  2. Yahhhh master mix...
    I have been makeing up Dees cornbread for a couple of years now...its the closest I have found to what my Mama made...
    I use all butter milk instead of any regular milk and like my mama I use bacon fat melted in the bottom of the skillet and poured into the mixed up corn bread just before I pour the cornbread into hot skillet to bake.

  3. I really like the idea of making your own mix in mass batches! Very clever.

  4. I am a cornbread ADDICT! Having a master mix on hand would be dangerous for an addict such as myself, but I'm willing to accept the challenge. The cornbread looks delish!

  5. I searched for a long time for one that was good and didn't use buttermilk because I don't have that in the house very often and I love corn bread. I found a really good one in the "Make the Bread, Buy the Butter" book (which is great if you haven't read it yet). I make the mix for one batch in a mason jar (actually two at a time). Then I just dump the whole jar in the bowl and add the mixture with eggs, milk and melted butter. It is done super fast and easy and makes it just as easy as Jiffy and put in the fridge in seconds so if you are looking for one without shortening and buttermilk, check out my post at

  6. Hi, thanks for taking the time to create this mix.
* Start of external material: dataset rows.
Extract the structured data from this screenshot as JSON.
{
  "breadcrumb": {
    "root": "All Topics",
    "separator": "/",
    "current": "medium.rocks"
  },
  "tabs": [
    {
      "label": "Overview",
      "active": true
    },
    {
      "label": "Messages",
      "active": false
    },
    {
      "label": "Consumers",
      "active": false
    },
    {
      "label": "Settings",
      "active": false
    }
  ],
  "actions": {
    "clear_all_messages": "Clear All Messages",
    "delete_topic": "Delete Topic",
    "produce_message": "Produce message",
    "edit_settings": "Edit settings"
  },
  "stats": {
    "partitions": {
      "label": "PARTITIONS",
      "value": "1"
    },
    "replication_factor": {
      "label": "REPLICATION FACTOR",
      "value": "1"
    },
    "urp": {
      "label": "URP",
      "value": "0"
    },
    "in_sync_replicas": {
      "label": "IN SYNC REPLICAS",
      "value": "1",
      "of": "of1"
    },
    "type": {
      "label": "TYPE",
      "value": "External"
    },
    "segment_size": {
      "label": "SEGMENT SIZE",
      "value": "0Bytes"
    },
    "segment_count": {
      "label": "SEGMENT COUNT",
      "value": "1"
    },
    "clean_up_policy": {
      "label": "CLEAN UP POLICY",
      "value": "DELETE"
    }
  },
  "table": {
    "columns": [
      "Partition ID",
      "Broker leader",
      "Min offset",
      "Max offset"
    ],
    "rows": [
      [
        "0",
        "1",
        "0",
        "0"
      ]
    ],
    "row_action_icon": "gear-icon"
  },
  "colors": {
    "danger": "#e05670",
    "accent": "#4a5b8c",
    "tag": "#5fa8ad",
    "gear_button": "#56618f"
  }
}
Your instructions say: "When you get ready to make the skillet cornbread: 1 1/2 cups plus 1 1/2 TABLESPOONS of mix." Is this amount correct?